Onions. You’re a smart kid. You don’t need me to tell you that onions, like parfaits, have layers. I thought I was a smart kid, too. But it didn’t occur to me how many complex, poorly understood layers I was adding to my development environment when I started using Vagrant. Working with all the layers of a normal, right-on-your-host-OS dev environment can already be difficult sometimes. Like, when you’re trying to use RSpec with Capybara’s DSL hooked through Selenium which powers Firefox to poke and prod your app in your test environment without you needing to do it manually each time. That stuff’s hard. I know your pain! Then DatabaseCleaner doesn’t work, but you don’t know the problem is with DatabaseCleaner, and you spend half a day searching through your whole complex stack of testing software, trying to figure out why data you clearly created isn’t showing up in the RSpec-Capybara-Selenium-driven automated Firefox browser!
Now imagine taking all of that complexity, and on top of all of it, shoving it inside a VM that doesn’t even have a GUI. And now your charmer will start getting condescending.

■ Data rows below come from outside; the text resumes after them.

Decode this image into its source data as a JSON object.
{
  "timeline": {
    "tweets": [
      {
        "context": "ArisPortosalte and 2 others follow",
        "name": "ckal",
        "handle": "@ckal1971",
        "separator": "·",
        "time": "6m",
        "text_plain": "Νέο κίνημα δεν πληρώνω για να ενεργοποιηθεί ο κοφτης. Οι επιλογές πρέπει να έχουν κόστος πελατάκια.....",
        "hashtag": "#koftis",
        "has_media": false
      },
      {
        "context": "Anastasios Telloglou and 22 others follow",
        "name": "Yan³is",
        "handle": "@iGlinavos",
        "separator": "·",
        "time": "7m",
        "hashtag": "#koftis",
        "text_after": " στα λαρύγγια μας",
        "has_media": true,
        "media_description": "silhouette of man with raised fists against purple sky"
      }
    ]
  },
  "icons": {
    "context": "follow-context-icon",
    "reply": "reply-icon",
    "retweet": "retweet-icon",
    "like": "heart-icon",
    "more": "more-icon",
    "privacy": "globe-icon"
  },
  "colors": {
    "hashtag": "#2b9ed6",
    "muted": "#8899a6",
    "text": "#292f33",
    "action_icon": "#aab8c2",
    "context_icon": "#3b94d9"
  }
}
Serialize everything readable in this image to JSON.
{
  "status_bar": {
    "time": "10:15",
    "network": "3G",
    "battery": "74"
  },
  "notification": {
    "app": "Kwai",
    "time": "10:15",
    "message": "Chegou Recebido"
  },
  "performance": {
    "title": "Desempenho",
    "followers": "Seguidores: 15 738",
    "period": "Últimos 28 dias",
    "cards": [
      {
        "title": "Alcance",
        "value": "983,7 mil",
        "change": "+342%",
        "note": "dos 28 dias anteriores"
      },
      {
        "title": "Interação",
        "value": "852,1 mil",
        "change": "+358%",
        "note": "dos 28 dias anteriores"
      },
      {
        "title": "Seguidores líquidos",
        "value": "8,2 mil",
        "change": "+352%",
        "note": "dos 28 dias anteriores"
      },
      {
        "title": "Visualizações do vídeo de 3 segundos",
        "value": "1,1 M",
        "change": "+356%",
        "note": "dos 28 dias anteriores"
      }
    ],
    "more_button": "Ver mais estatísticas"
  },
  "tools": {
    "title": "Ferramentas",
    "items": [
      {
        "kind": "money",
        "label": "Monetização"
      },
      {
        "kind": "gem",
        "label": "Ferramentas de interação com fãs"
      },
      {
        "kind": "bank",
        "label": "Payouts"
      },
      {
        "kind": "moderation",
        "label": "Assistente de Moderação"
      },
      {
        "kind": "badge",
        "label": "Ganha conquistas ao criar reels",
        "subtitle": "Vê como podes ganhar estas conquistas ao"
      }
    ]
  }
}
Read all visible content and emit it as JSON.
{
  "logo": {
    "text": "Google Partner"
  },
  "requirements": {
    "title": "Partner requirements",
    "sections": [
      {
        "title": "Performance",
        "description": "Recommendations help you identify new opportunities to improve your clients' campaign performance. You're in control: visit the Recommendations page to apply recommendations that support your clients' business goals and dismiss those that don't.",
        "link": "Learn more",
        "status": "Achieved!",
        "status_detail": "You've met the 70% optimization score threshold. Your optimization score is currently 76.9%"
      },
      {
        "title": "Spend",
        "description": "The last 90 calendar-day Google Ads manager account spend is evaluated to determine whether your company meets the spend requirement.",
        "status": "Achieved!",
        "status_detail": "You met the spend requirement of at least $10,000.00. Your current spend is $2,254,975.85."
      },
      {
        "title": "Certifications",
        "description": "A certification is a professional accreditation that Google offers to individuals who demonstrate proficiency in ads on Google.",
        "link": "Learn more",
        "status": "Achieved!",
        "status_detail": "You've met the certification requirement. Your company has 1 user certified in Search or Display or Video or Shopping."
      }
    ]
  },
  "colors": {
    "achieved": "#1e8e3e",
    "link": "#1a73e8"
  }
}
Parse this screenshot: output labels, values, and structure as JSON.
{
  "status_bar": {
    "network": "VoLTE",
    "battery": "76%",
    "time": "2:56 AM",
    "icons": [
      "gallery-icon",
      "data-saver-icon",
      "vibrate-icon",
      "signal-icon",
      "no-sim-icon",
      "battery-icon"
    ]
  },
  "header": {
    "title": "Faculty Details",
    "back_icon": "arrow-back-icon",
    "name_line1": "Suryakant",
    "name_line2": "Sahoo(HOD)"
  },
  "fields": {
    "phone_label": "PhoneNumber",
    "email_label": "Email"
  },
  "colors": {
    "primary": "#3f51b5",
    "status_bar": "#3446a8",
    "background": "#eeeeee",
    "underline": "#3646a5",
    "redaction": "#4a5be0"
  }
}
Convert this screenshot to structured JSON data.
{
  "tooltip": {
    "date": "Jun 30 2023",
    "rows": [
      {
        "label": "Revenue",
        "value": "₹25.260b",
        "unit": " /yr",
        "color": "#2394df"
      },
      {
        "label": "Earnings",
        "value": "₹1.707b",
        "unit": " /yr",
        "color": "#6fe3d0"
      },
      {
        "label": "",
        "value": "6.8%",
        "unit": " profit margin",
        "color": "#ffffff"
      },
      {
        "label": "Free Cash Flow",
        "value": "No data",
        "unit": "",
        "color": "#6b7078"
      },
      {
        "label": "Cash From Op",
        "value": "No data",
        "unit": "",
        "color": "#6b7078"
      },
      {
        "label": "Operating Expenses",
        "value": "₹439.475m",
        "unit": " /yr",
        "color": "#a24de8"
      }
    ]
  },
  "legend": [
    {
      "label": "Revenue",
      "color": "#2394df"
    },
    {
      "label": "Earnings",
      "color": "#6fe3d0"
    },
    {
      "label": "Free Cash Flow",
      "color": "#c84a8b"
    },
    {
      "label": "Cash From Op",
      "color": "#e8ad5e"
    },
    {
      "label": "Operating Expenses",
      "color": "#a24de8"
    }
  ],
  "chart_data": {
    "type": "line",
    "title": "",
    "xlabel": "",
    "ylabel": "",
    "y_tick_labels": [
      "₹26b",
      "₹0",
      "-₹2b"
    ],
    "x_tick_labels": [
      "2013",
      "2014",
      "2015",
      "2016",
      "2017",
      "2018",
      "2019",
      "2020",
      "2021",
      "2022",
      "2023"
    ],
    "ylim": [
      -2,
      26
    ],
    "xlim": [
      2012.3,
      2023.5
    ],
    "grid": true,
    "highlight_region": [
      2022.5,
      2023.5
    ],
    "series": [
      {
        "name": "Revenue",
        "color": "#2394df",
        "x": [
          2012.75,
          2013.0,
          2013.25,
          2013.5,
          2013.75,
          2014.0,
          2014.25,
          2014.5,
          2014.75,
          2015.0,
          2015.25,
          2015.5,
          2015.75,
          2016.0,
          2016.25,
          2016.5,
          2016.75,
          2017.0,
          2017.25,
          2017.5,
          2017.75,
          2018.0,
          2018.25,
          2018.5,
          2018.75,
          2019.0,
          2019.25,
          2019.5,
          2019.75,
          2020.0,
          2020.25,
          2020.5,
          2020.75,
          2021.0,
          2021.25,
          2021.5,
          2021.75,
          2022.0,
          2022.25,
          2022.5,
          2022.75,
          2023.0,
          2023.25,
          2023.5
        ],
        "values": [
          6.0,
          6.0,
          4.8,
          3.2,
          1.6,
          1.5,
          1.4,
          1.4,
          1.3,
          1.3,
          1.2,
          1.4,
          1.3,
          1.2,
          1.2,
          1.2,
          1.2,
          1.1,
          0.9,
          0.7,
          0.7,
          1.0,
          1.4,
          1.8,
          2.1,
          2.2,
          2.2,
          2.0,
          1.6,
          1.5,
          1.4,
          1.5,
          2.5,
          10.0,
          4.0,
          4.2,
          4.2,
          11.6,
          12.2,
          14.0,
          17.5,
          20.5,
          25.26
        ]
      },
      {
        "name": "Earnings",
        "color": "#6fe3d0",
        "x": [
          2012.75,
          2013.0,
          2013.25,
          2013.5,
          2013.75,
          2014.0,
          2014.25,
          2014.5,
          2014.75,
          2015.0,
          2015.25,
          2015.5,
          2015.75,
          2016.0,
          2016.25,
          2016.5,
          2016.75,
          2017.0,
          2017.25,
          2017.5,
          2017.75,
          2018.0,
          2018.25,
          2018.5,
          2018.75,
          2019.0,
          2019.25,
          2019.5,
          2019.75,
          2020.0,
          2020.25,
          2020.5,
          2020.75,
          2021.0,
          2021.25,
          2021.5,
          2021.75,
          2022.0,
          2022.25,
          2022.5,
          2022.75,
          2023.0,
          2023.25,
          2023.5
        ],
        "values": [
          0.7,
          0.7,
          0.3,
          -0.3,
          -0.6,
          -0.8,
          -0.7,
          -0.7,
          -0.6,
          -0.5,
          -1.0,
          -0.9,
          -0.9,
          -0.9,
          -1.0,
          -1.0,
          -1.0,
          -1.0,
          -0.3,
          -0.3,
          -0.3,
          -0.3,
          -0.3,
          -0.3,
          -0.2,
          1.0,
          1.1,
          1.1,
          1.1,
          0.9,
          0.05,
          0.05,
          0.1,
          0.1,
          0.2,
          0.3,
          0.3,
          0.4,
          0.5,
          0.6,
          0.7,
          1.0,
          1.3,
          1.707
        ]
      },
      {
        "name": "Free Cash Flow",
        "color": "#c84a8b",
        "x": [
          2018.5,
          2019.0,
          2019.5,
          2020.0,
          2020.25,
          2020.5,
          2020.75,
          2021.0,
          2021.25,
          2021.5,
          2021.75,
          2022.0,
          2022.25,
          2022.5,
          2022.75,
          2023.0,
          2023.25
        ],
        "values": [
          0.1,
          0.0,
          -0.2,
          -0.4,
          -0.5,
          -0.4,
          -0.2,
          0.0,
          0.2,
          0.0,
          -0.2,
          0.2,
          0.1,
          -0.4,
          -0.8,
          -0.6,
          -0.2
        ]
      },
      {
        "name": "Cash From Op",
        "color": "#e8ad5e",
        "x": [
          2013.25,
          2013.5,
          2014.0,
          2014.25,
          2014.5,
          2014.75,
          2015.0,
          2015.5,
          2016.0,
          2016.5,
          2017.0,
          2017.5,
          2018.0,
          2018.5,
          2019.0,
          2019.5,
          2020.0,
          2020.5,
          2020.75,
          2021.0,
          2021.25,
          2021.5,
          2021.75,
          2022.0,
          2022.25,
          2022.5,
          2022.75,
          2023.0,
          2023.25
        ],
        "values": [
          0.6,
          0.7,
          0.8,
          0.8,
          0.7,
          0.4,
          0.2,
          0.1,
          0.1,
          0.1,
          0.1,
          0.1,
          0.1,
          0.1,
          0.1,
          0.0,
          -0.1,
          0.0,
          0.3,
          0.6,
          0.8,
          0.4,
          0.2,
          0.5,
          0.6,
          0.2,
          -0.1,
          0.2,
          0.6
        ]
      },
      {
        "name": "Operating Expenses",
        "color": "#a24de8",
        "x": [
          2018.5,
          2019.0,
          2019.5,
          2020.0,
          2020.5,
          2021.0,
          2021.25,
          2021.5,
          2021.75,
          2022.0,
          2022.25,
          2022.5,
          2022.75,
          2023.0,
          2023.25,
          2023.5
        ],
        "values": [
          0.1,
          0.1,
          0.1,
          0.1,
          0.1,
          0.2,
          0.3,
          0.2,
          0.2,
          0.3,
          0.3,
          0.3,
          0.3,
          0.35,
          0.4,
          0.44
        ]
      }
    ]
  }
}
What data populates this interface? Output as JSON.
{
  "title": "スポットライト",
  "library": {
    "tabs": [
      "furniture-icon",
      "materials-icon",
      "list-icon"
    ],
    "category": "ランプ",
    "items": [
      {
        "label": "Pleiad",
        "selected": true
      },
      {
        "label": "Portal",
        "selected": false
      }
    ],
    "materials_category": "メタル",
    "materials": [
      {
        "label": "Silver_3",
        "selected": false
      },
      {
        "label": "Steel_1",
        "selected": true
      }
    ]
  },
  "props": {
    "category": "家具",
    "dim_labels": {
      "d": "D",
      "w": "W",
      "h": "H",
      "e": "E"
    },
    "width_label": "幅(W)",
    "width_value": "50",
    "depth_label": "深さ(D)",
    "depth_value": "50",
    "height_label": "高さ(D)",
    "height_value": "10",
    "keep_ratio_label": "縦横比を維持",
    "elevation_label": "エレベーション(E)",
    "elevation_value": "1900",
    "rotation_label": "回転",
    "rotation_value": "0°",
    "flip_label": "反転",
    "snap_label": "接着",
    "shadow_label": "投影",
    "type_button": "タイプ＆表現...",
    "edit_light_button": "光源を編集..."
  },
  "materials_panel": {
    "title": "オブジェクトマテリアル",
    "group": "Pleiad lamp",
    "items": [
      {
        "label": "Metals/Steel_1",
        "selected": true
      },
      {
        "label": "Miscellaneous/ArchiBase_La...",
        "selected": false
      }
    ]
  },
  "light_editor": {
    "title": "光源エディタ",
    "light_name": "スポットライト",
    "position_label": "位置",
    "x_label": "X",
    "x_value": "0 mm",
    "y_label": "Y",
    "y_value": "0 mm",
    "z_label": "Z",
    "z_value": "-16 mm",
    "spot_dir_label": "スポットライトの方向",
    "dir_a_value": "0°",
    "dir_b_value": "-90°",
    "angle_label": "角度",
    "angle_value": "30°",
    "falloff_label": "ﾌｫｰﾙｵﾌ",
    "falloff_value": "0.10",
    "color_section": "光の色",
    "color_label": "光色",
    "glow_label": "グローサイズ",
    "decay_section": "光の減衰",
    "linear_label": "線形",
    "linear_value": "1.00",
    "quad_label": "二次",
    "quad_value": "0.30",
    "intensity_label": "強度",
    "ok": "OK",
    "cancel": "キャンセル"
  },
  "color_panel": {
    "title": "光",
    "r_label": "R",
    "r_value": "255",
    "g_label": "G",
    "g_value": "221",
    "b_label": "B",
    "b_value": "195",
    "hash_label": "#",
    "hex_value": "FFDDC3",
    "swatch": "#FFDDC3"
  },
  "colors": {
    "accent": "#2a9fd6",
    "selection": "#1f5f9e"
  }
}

Just make Firefox headless with xvfb, they’ll say, or maybe they’ll try to tell you to
simply network your guest VM and your host OS together, powering full-GUI Firefox on your host OS through ssh on your VM. They’ll throw the word around a lot:
just. Just headless xvfb cucumber steak. Just make it all work like I did it wasn’t even hard I don’t understand why you stupid.
The worst part, kid? No matter how good of a job you do with all of this, the rest of your team isn’t even going to want to use it. You know, because slow and onions. They already see that. And they’ve tried to tell you a few times, but they’ll let you go humor yourself. But they don’t want to be subjected to all that. They’ve already got their whole Rails stack, along with Redis and a few other dependencies, nicely controlled with chruby and foreman. And if you’re the only one using all this crap? If you’re the only one? Remember the chief selling point from your charmer? The
no more ‘works on my machine’ thing? You didn’t solve that problem. You made it worse.
Which brings me to the last way that Vagrant is like an onion: it makes you cry.
Now, kid, don’t despair too much. I’ve never met one, but I’ve heard that there are people in this world who enjoy DevOps.
You know how you like building software because thousands or millions of people can use it and improve their lives? Well, there are people who have similar but smaller aspirations. They want to make nice Unix systems with Ansible or Docker or whatever’s trendy these days (Chef? God save their souls). They want to make this stuff for, like, five users. Instead of the thousands or millions that you aspire to. But good news for you! You’re one of the five people they want to help!
These people presumably like watching the output from automated server builds.
Oh look at that! they squeal,
it’s configuring nginx on all four machines at once! Or something. The black hole of time that is DevOps exhilarates them! I don’t really understand these people. But I’ve heard they’re out there.
So if you work for a company that finds one and hires them, maybe you can make them build your dev environments. Maybe, after they’ve configured your production environment to avoid the catastrophe that’s currently just around the corner, maybe you can set them to configuring your Vagrant, too.
But unless you have someone that actually likes working with all this crap, I’m telling you to stay away from it. Don’t do what I did. The charmer was a DevOps nerd, not an app developer. Stay away.